PARIS, Jul 12, 2002/ — Japanese design great Yohji Yamamoto on Wednesday announced a long-term deal with Adidas, in what’s set to be the biggest alliance ever between fashion and sport.

Under the terms of the agreement, Adidas will create a new third division called Sports Style, for which Yamamoto will be the creative director.

The move marks a major step in the evolution of Adidas and a potentially massive one, creatively and financially, for the house of Yamamoto.

“I’m trying to create something that doesn’t exist in the world,” Yamamoto explained in a press briefing to a small group of journalists in Paris’ Pershing Hall hotel.

“In Japan you see the triple stripe everywhere, on trains and on the streets, high school kids and college students all wear Adidas. It was more than surprising. It was more like, ‘How can I make my creative life without this?’ That’s why I asked my assistant to call Adidas,” said the designer, explaining how the first contact was made.

The collection will debut with the spring/summer 2003 season and be launched to the trade in October, possibly with a catwalk show in Paris.

“That’s probably the best way to present it,” said Yamamoto before lighting one of his Hi Life cigarettes.

The move means that, including his signature collection and more moderately priced Ys line, the designer will be producing six collections a year.

“I’m giving up the karate and my music,” laughed Yamamoto, who fronts his own rock band.

The target market for the new collection is brand-conscious 30 to 45 year olds.

The line, which does not have a final name but at least a new logo composed of a dark circle with triple pointy stripes, will compete with brands like Prada Sport, Polo Sport and Stone Island.

Yamamoto has produced limited editions of sneakers for Adidas for the past four seasons, but this news marks a quantum leap in the relationship, as the designer will also create apparel for the German brand.

Erich Stamminger, the Adidas board member responsible for marketing, revealed Wednesday that over the medium-term, between five and ten years, the company hopes that its Sports Style division grows to represent five percent of total volume.

Considering that Adidas’ 2001 sales reached 4.6 billion Euros, that would mean close to one quarter of a billion dollars, a massive sum given that Yamamoto’s own house had annual sales of around $90 million last year.

Adidas has so far sold 50,000 pairs of the Yohji-designed sneakers.

Taking into account that these were all produced in limited editions, the result was a “huge number” that “exceeded all our expectations,” explained Adidas’ head of global business development Hermann Deininger.

Exact details of the Sports Style deal were not in abundance.

When asked whether the contract was a licensing agreement or joint venture, Yamamoto was sibylline, “This contract is very strange. We began working without a piece of paper signed, and we still don’t know the project will be born.”
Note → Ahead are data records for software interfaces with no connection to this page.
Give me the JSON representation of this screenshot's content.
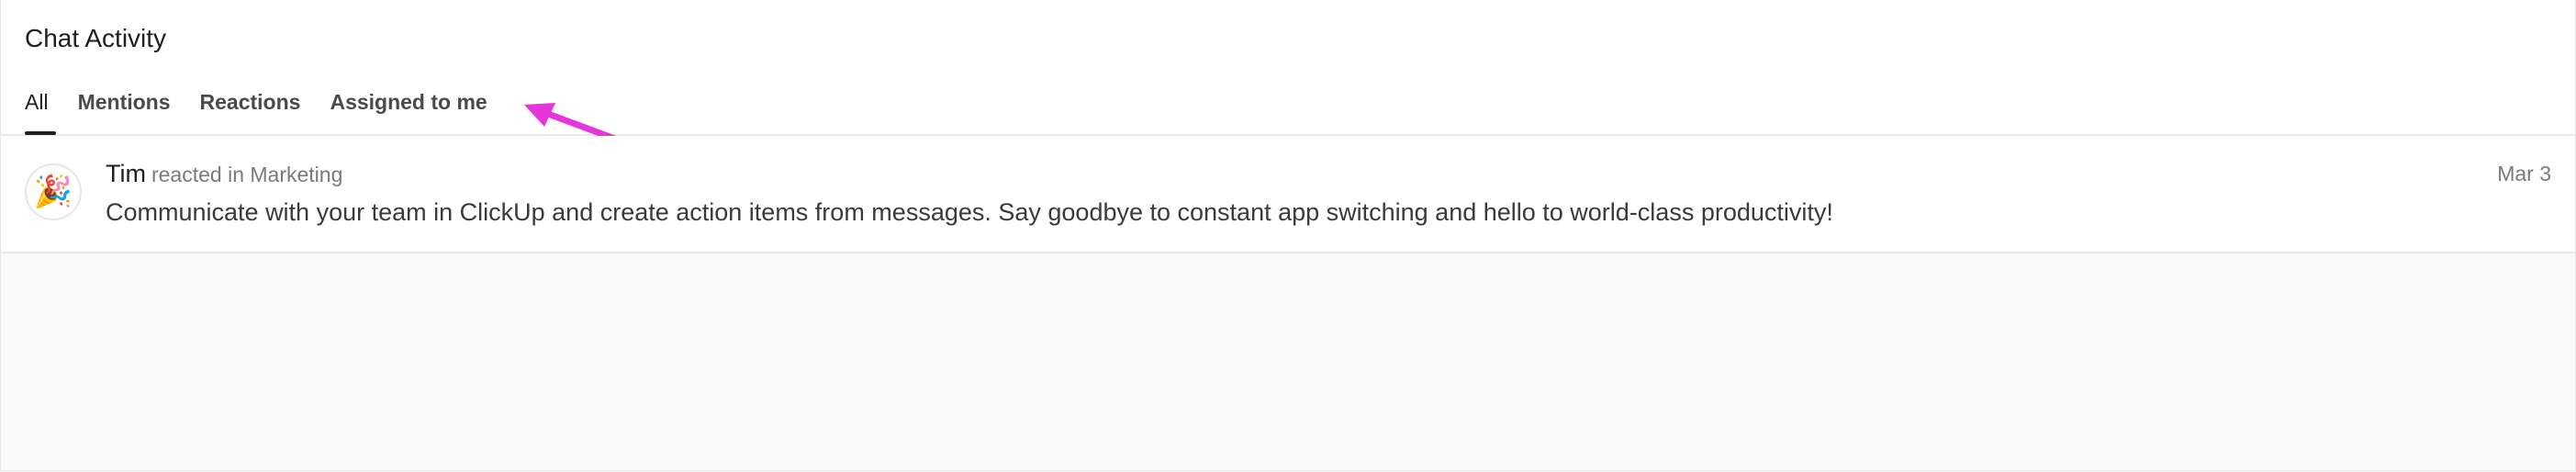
{
  "header": {
    "title": "Chat Activity",
    "tabs": [
      {
        "label": "All",
        "active": true
      },
      {
        "label": "Mentions",
        "active": false
      },
      {
        "label": "Reactions",
        "active": false
      },
      {
        "label": "Assigned to me",
        "active": false
      }
    ]
  },
  "annotation": {
    "arrow_color": "#e635d8",
    "points_to": "Assigned to me"
  },
  "activity": [
    {
      "avatar_icon": "party-popper-icon",
      "avatar_glyph": "🎉",
      "user": "Tim",
      "action": "reacted in Marketing",
      "date": "Mar 3",
      "message": "Communicate with your team in ClickUp and create action items from messages. Say goodbye to constant app switching and hello to world-class productivity!"
    }
  ]
}
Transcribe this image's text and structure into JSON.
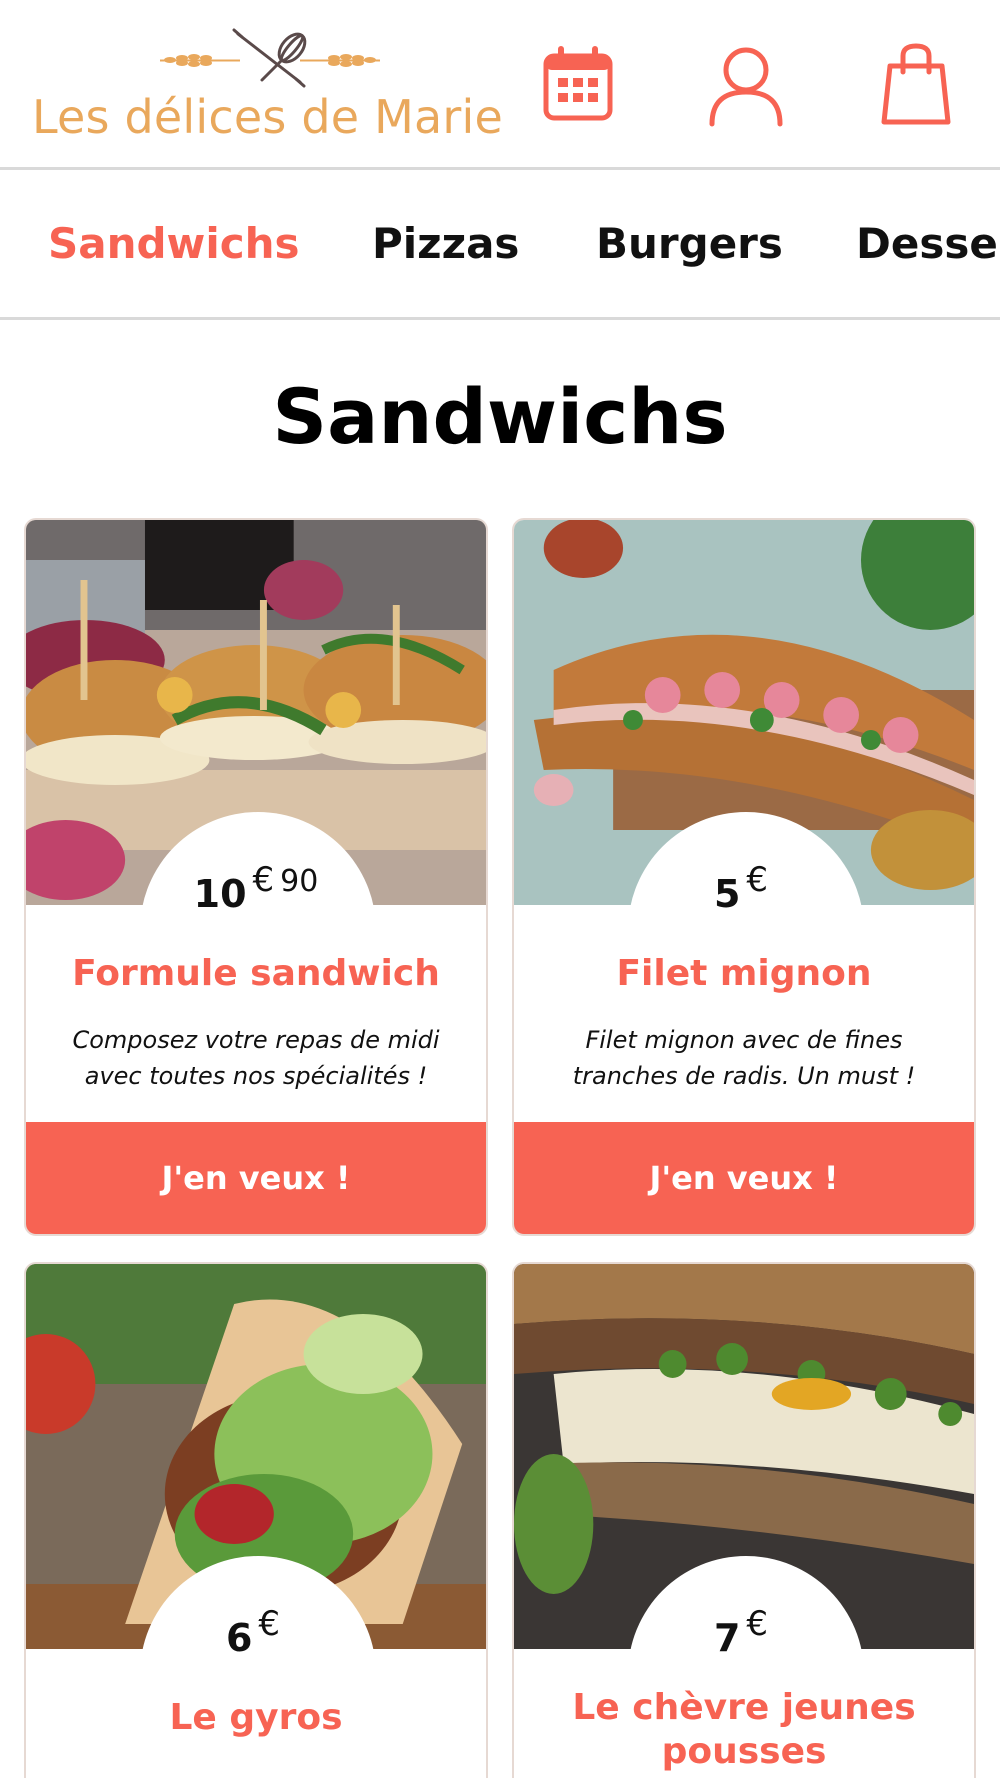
{
  "brand": {
    "name": "Les délices de Marie",
    "logo_color": "#e9a85c",
    "accent": "#f76353"
  },
  "header": {
    "icons": [
      "calendar-icon",
      "user-icon",
      "shopping-bag-icon"
    ]
  },
  "nav": {
    "categories": [
      {
        "label": "Sandwichs",
        "active": true
      },
      {
        "label": "Pizzas",
        "active": false
      },
      {
        "label": "Burgers",
        "active": false
      },
      {
        "label": "Desser",
        "active": false
      }
    ]
  },
  "section": {
    "title": "Sandwichs"
  },
  "products": [
    {
      "name": "Formule sandwich",
      "price_int": "10",
      "price_currency": "€",
      "price_dec": "90",
      "description": "Composez votre repas de midi avec toutes nos spécialités !",
      "cta": "J'en veux !"
    },
    {
      "name": "Filet mignon",
      "price_int": "5",
      "price_currency": "€",
      "price_dec": "",
      "description": "Filet mignon avec de fines tranches de radis. Un must !",
      "cta": "J'en veux !"
    },
    {
      "name": "Le gyros",
      "price_int": "6",
      "price_currency": "€",
      "price_dec": ""
    },
    {
      "name": "Le chèvre jeunes pousses",
      "price_int": "7",
      "price_currency": "€",
      "price_dec": ""
    }
  ]
}
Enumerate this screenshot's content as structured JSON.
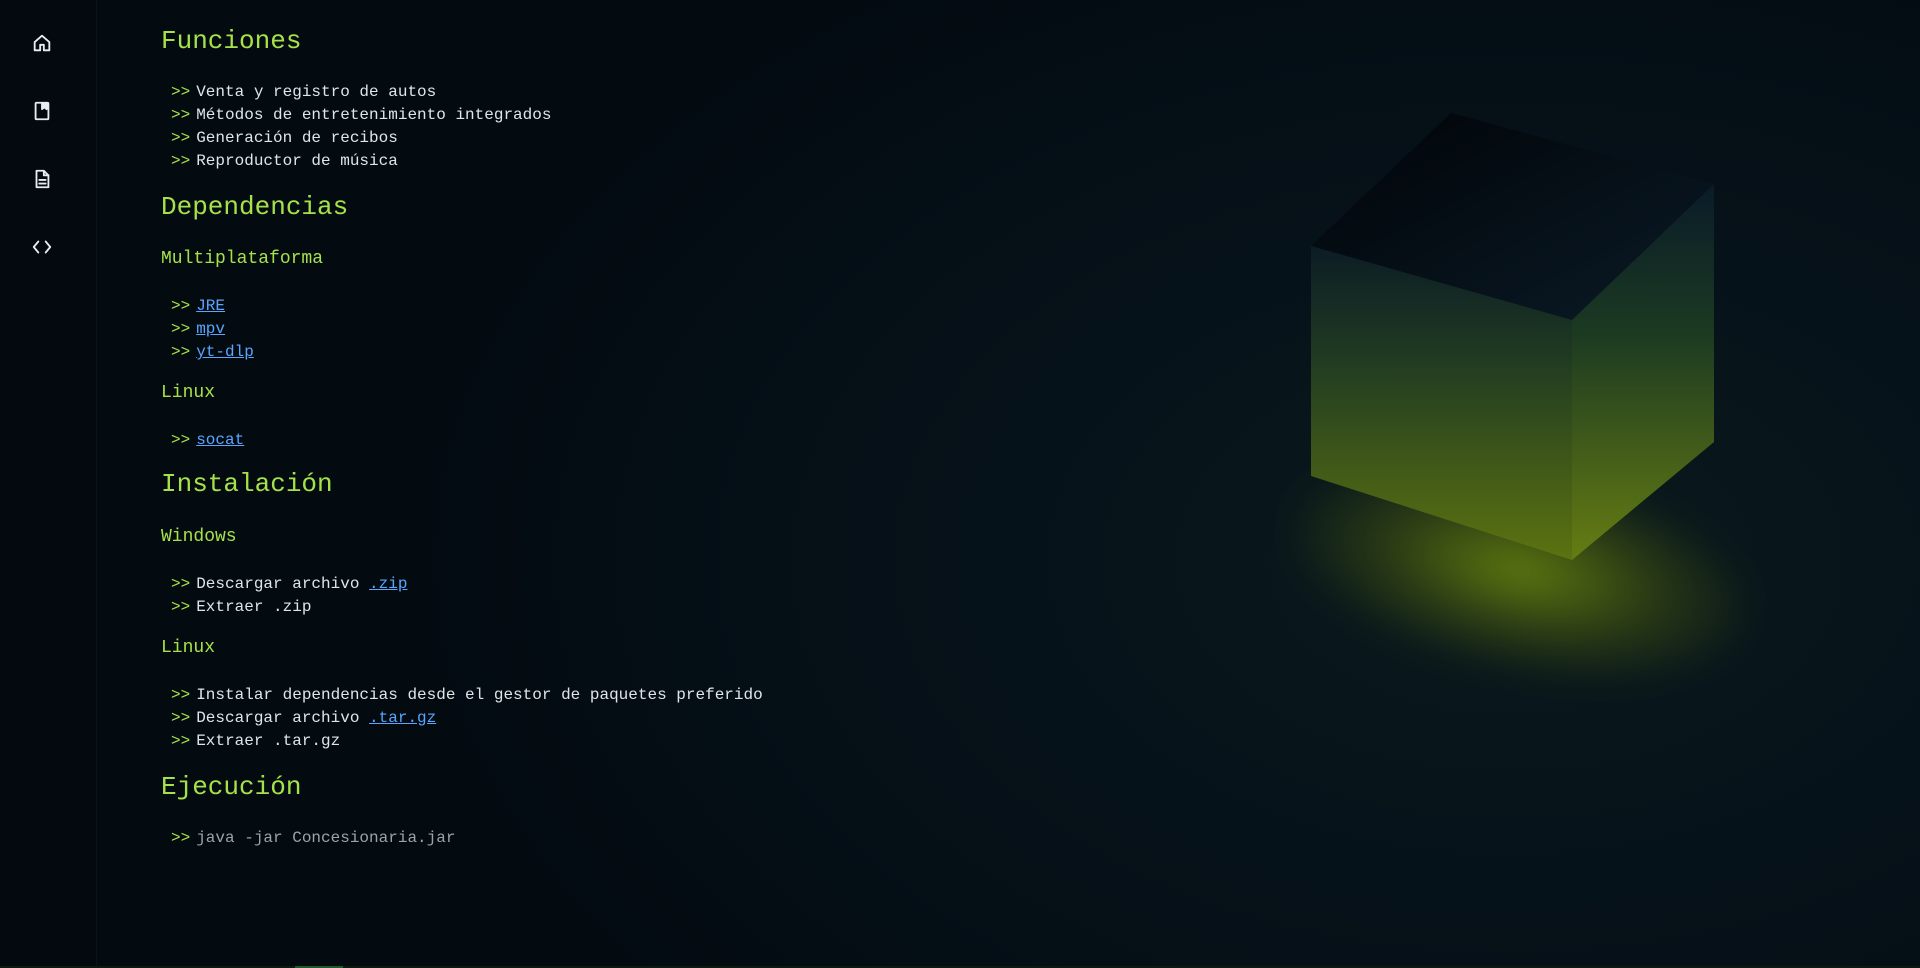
{
  "sidebar": {
    "items": [
      {
        "icon": "home-icon"
      },
      {
        "icon": "book-icon"
      },
      {
        "icon": "document-icon"
      },
      {
        "icon": "code-icon"
      }
    ]
  },
  "sections": {
    "funciones": {
      "title": "Funciones",
      "items": [
        "Venta y registro de autos",
        "Métodos de entretenimiento integrados",
        "Generación de recibos",
        "Reproductor de música"
      ]
    },
    "dependencias": {
      "title": "Dependencias",
      "multiplataforma": {
        "title": "Multiplataforma",
        "links": [
          "JRE",
          "mpv",
          "yt-dlp"
        ]
      },
      "linux": {
        "title": "Linux",
        "links": [
          "socat"
        ]
      }
    },
    "instalacion": {
      "title": "Instalación",
      "windows": {
        "title": "Windows",
        "step1_text": "Descargar archivo",
        "step1_link": ".zip",
        "step2": "Extraer .zip"
      },
      "linux": {
        "title": "Linux",
        "step1": "Instalar dependencias desde el gestor de paquetes preferido",
        "step2_text": "Descargar archivo",
        "step2_link": ".tar.gz",
        "step3": "Extraer .tar.gz"
      }
    },
    "ejecucion": {
      "title": "Ejecución",
      "command": "java -jar Concesionaria.jar"
    }
  },
  "bullet": ">>",
  "colors": {
    "accent": "#a5e24a",
    "link": "#58a6ff",
    "text": "#dfe6e8",
    "background": "#030b11"
  }
}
Yamamoto will control all aspects of the creative process, including advertising, and later revealed over coffee that he may use a famous athlete in a future campaign, as Adidas does for its soccer and basketball footwear.

“That’s a question I’ll have to confront,” he smiled.

Sneakers will retail at between $200 and $250, T-shirts for $60 and jackets at up to $600.

The first collection will contain 60 styles for men and women and about seven to eight unisex sneakers.

Yamamoto revealed that he had been close to retiring last year.

“I was mentally very tired last year after coming to Paris. Last October was a tough moment. I asked myself, ‘Can I still do it?’ But strangely this helped the motivation come back after 20 years of showing in Paris. I could really do something new. I didn’t just double my work, I tripled it!”

He continued, “But it’s very difficult to find nice sportswear for everyday life. What I see right now, the cut, the mix of colors, is awful. For my generation sneakers didn’t really exist. Young people now who want to become chic first look at athletes and rock stars, not designers. It’s a totally new culture.”